Dark, bleak, gray and hazy, a quiet November morning signals the beginning of holiday depression season. Happy family holidays punctuate the remaining six weeks of the year with periods of joy. Those same days are also the root of gloominess in late fall and early winter.
As adults we try to recreate the happy holidays of our youth. However, as children we didn’t have to make choices about family obligations, work or other socialization invitations, infinite gift choices with finite resources. We are supposed to be joyous as we jostle through the crowded malls or try not to spill a drink on the boss at the company party.
Some of us battle the disconnect between expectation and reality. If we get out ahead of the inevitable feelings, face them head on, plan for them and lower our expectation, we survive months eleven and twelve and start month one of the new year with new perspective and optimism.
I predict my own holiday depression this year will resemble the roller coaster my life has been on, but overall it’ll be just slightly worse than average. As long as I think it through and don’t overthink it, I’ll be fine.
If you know me in real life, you know how reluctant I am to show my depressed side. I always want to be the friend you count on and the shoulder you cry on when you need your spirits lifted. I’ll still do that. But this year I might need your shoulder a few times too.
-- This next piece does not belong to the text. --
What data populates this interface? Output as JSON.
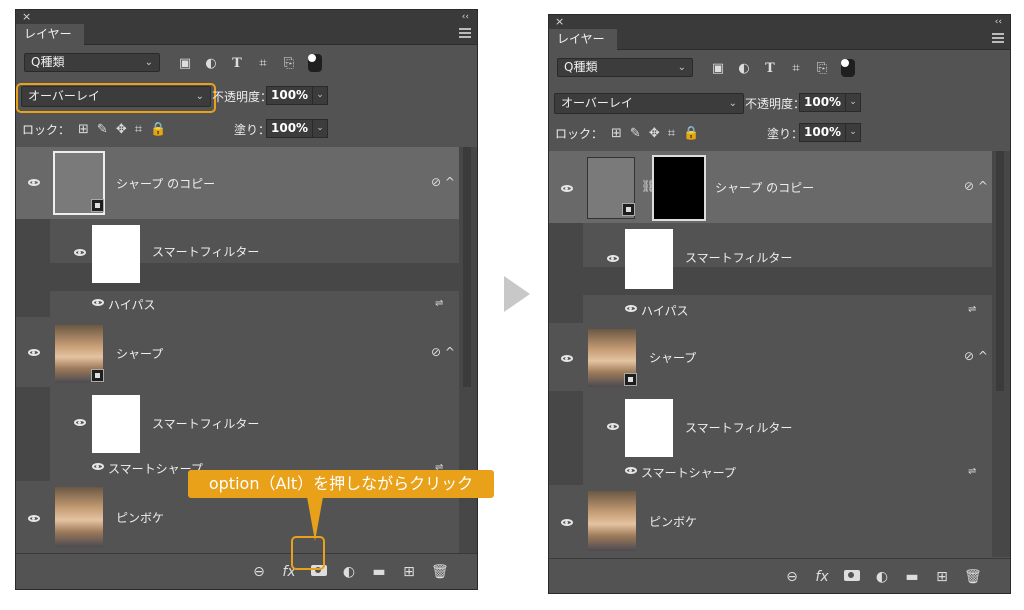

Sometimes gloominess leads to visual creativity. Check out a few new 'solitude' photos on my other blog.